But it’d be highly offensive to only associate Even with a Fleetwood Mac cover – their performance tonight indicated that their brand of pop, while not oozing the power commonly associated with the garage genre, is tight, and dare I invoke a weak pun, very even. Ash Naylor’s rock god moves have evolved nicely following his appearance in Kim Salmon’s concept rock extravaganza. And was that a riff modelled on the Rolling Stones’ "Bitch" that I heard late in the set?

The Crusaders followed. I’m not at all familiar with the Crusaders’ work, but I was warned immediately prior to their entry that this would be a decent gig. Clad in costumes that the Baron Knights could have been proud of, and wearing eye masks of a quality a 10 year old art student could have constructed, the Crusaders pummelled raw riffs like there was no tomorrow. The primary vocalist – equal parts Pete the Stud (Bloodsucking Freaks) and Grenville Dietrich (spot the Adelaide footy reference) – seemed to take delight in taunting the local crowd.

At one stage the band made some derogatory commentary concerning Melbourne crowd appreciation of rock'n'roll - to which my band-watching colleague remarked "That bloke's got it wrong. Melbourne crowds love rock - but we don't like theatrics". Ignoring the obvious contradictions to this observation - TISM, and the size of Kiss' local fan club - it does lead to an interesting, if futile, point of discussion – why do some bands revel in Sydney, but not in Melbourne (and vice versa)?

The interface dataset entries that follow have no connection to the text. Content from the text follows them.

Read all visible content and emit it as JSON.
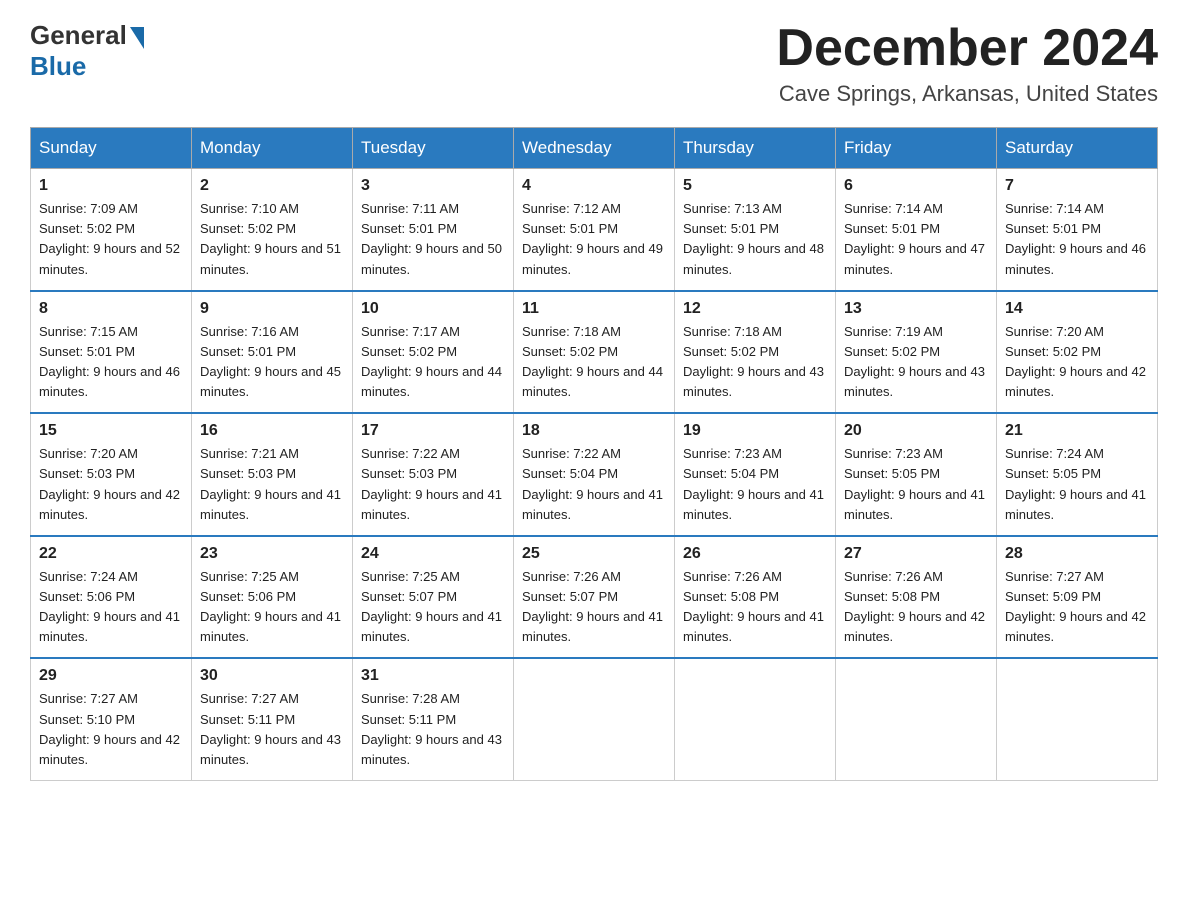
{
  "header": {
    "logo_general": "General",
    "logo_blue": "Blue",
    "title": "December 2024",
    "subtitle": "Cave Springs, Arkansas, United States"
  },
  "columns": [
    "Sunday",
    "Monday",
    "Tuesday",
    "Wednesday",
    "Thursday",
    "Friday",
    "Saturday"
  ],
  "weeks": [
    [
      {
        "day": "1",
        "sunrise": "Sunrise: 7:09 AM",
        "sunset": "Sunset: 5:02 PM",
        "daylight": "Daylight: 9 hours and 52 minutes."
      },
      {
        "day": "2",
        "sunrise": "Sunrise: 7:10 AM",
        "sunset": "Sunset: 5:02 PM",
        "daylight": "Daylight: 9 hours and 51 minutes."
      },
      {
        "day": "3",
        "sunrise": "Sunrise: 7:11 AM",
        "sunset": "Sunset: 5:01 PM",
        "daylight": "Daylight: 9 hours and 50 minutes."
      },
      {
        "day": "4",
        "sunrise": "Sunrise: 7:12 AM",
        "sunset": "Sunset: 5:01 PM",
        "daylight": "Daylight: 9 hours and 49 minutes."
      },
      {
        "day": "5",
        "sunrise": "Sunrise: 7:13 AM",
        "sunset": "Sunset: 5:01 PM",
        "daylight": "Daylight: 9 hours and 48 minutes."
      },
      {
        "day": "6",
        "sunrise": "Sunrise: 7:14 AM",
        "sunset": "Sunset: 5:01 PM",
        "daylight": "Daylight: 9 hours and 47 minutes."
      },
      {
        "day": "7",
        "sunrise": "Sunrise: 7:14 AM",
        "sunset": "Sunset: 5:01 PM",
        "daylight": "Daylight: 9 hours and 46 minutes."
      }
    ],
    [
      {
        "day": "8",
        "sunrise": "Sunrise: 7:15 AM",
        "sunset": "Sunset: 5:01 PM",
        "daylight": "Daylight: 9 hours and 46 minutes."
      },
      {
        "day": "9",
        "sunrise": "Sunrise: 7:16 AM",
        "sunset": "Sunset: 5:01 PM",
        "daylight": "Daylight: 9 hours and 45 minutes."
      },
      {
        "day": "10",
        "sunrise": "Sunrise: 7:17 AM",
        "sunset": "Sunset: 5:02 PM",
        "daylight": "Daylight: 9 hours and 44 minutes."
      },
      {
        "day": "11",
        "sunrise": "Sunrise: 7:18 AM",
        "sunset": "Sunset: 5:02 PM",
        "daylight": "Daylight: 9 hours and 44 minutes."
      },
      {
        "day": "12",
        "sunrise": "Sunrise: 7:18 AM",
        "sunset": "Sunset: 5:02 PM",
        "daylight": "Daylight: 9 hours and 43 minutes."
      },
      {
        "day": "13",
        "sunrise": "Sunrise: 7:19 AM",
        "sunset": "Sunset: 5:02 PM",
        "daylight": "Daylight: 9 hours and 43 minutes."
      },
      {
        "day": "14",
        "sunrise": "Sunrise: 7:20 AM",
        "sunset": "Sunset: 5:02 PM",
        "daylight": "Daylight: 9 hours and 42 minutes."
      }
    ],
    [
      {
        "day": "15",
        "sunrise": "Sunrise: 7:20 AM",
        "sunset": "Sunset: 5:03 PM",
        "daylight": "Daylight: 9 hours and 42 minutes."
      },
      {
        "day": "16",
        "sunrise": "Sunrise: 7:21 AM",
        "sunset": "Sunset: 5:03 PM",
        "daylight": "Daylight: 9 hours and 41 minutes."
      },
      {
        "day": "17",
        "sunrise": "Sunrise: 7:22 AM",
        "sunset": "Sunset: 5:03 PM",
        "daylight": "Daylight: 9 hours and 41 minutes."
      },
      {
        "day": "18",
        "sunrise": "Sunrise: 7:22 AM",
        "sunset": "Sunset: 5:04 PM",
        "daylight": "Daylight: 9 hours and 41 minutes."
      },
      {
        "day": "19",
        "sunrise": "Sunrise: 7:23 AM",
        "sunset": "Sunset: 5:04 PM",
        "daylight": "Daylight: 9 hours and 41 minutes."
      },
      {
        "day": "20",
        "sunrise": "Sunrise: 7:23 AM",
        "sunset": "Sunset: 5:05 PM",
        "daylight": "Daylight: 9 hours and 41 minutes."
      },
      {
        "day": "21",
        "sunrise": "Sunrise: 7:24 AM",
        "sunset": "Sunset: 5:05 PM",
        "daylight": "Daylight: 9 hours and 41 minutes."
      }
    ],
    [
      {
        "day": "22",
        "sunrise": "Sunrise: 7:24 AM",
        "sunset": "Sunset: 5:06 PM",
        "daylight": "Daylight: 9 hours and 41 minutes."
      },
      {
        "day": "23",
        "sunrise": "Sunrise: 7:25 AM",
        "sunset": "Sunset: 5:06 PM",
        "daylight": "Daylight: 9 hours and 41 minutes."
      },
      {
        "day": "24",
        "sunrise": "Sunrise: 7:25 AM",
        "sunset": "Sunset: 5:07 PM",
        "daylight": "Daylight: 9 hours and 41 minutes."
      },
      {
        "day": "25",
        "sunrise": "Sunrise: 7:26 AM",
        "sunset": "Sunset: 5:07 PM",
        "daylight": "Daylight: 9 hours and 41 minutes."
      },
      {
        "day": "26",
        "sunrise": "Sunrise: 7:26 AM",
        "sunset": "Sunset: 5:08 PM",
        "daylight": "Daylight: 9 hours and 41 minutes."
      },
      {
        "day": "27",
        "sunrise": "Sunrise: 7:26 AM",
        "sunset": "Sunset: 5:08 PM",
        "daylight": "Daylight: 9 hours and 42 minutes."
      },
      {
        "day": "28",
        "sunrise": "Sunrise: 7:27 AM",
        "sunset": "Sunset: 5:09 PM",
        "daylight": "Daylight: 9 hours and 42 minutes."
      }
    ],
    [
      {
        "day": "29",
        "sunrise": "Sunrise: 7:27 AM",
        "sunset": "Sunset: 5:10 PM",
        "daylight": "Daylight: 9 hours and 42 minutes."
      },
      {
        "day": "30",
        "sunrise": "Sunrise: 7:27 AM",
        "sunset": "Sunset: 5:11 PM",
        "daylight": "Daylight: 9 hours and 43 minutes."
      },
      {
        "day": "31",
        "sunrise": "Sunrise: 7:28 AM",
        "sunset": "Sunset: 5:11 PM",
        "daylight": "Daylight: 9 hours and 43 minutes."
      },
      {
        "day": "",
        "sunrise": "",
        "sunset": "",
        "daylight": ""
      },
      {
        "day": "",
        "sunrise": "",
        "sunset": "",
        "daylight": ""
      },
      {
        "day": "",
        "sunrise": "",
        "sunset": "",
        "daylight": ""
      },
      {
        "day": "",
        "sunrise": "",
        "sunset": "",
        "daylight": ""
      }
    ]
  ]
}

Years ago during a visit to Hobart, I found myself discussing the Birdman legacy and its relationship to the prevailing culture in Sydney and Melbourne. The theory put to me – and I was sufficiently inebriated at the time to think it worth mumbling agreement – was that Sydney, with its ‘colourful’ inner-city culture breeds potent, raw pub rock bands whereas Melbourne is better at the slightly arty, occasionally intellectual, and not infrequently
pretentious, rock bands.

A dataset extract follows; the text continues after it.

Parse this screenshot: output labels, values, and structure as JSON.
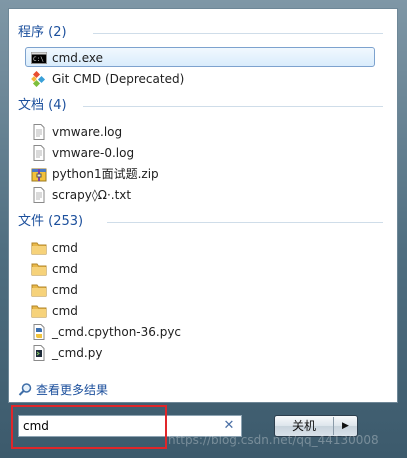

But such analysis is a matter for either a PhD thesis, or a drunken discussion at the pub. Suffice to say, the Crusaders had enough in their repertoire to make for a highly entertaining half hour set. The music was definetly generic, but when the genre is the world of the Sonics and beyond, generic is a synonym for enjoyable.

And that led to the Stems. I never saw the Stems in their prime – my first taste of their work was the songs featured on the better than excellent Citadel compilation "Take Everything Leave Nothing", and I’ve never forgotten the sensation the first time I heard "Make You Mine". Dom Mariani is undoubtedly a legend of Australian rock’n’roll. Not only does he have a unique ability to make his guitar sound as dirty as an Eastern European waterway, but Mariani’s sense of pop is so good it should be bottled and shown to aspiring musicians the land over.

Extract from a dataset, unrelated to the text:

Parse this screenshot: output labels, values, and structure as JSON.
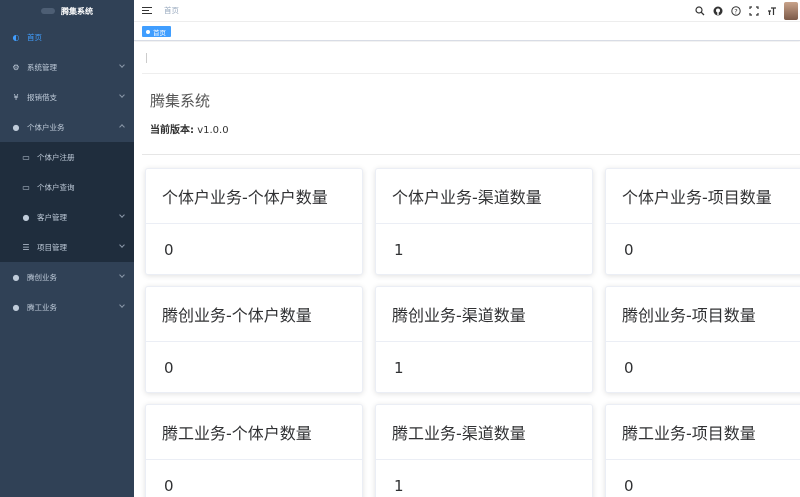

Complementing Mariani is the equally brilliant Richard Lane. Whether it be keyboard rushes and lines, or dazzling the atmosphere with feedback fuelled riffs, Lane’s grimacing garage excitement augmented was a sight (and sound) to behold. The setlist traversed the Stems’ career, including "Mr Misery", "Rosebud", "Move Me", "Never Be Friends" and "Golden Heart".

The extended jam of "Make You Mine" was a personal favourite – if that song isn’t one of the great Australian garage songs, I’ll eat a mouthful of fuzz. The go-go dancers took the stage for a few songs, giving a slightly cliched authenticity to the band’s 60s aesthetic.

Ash Naylor joined the band on acoustic guitar for a soulful rendition of "At First Sight", before the second encore concluded with the Easybeats’ classic "Sorry" (for mine, a better song than the more heralded "Friday on My Mind").

The film footage shown as part of the evening’s festivities was intriguing and amusing. We spotted a young, pre-plastic surgery Cher, an early 1970s Linda Ronstadt, and Hugh Hefner hosting some serious Bacchanalian parties.

There’s a line in The Great Gatsby when Jay Gatsby asserts vigorously that it’s entirely possible to recreate the past. He’s wrong of course (Gatsby is shot not long after), but you can organise a suitable celebration of the best parts of bygone eras. Tonight’s gig was a fitting celebration, and one well worth attending. All commendations to the organisers and promoters for putting it on.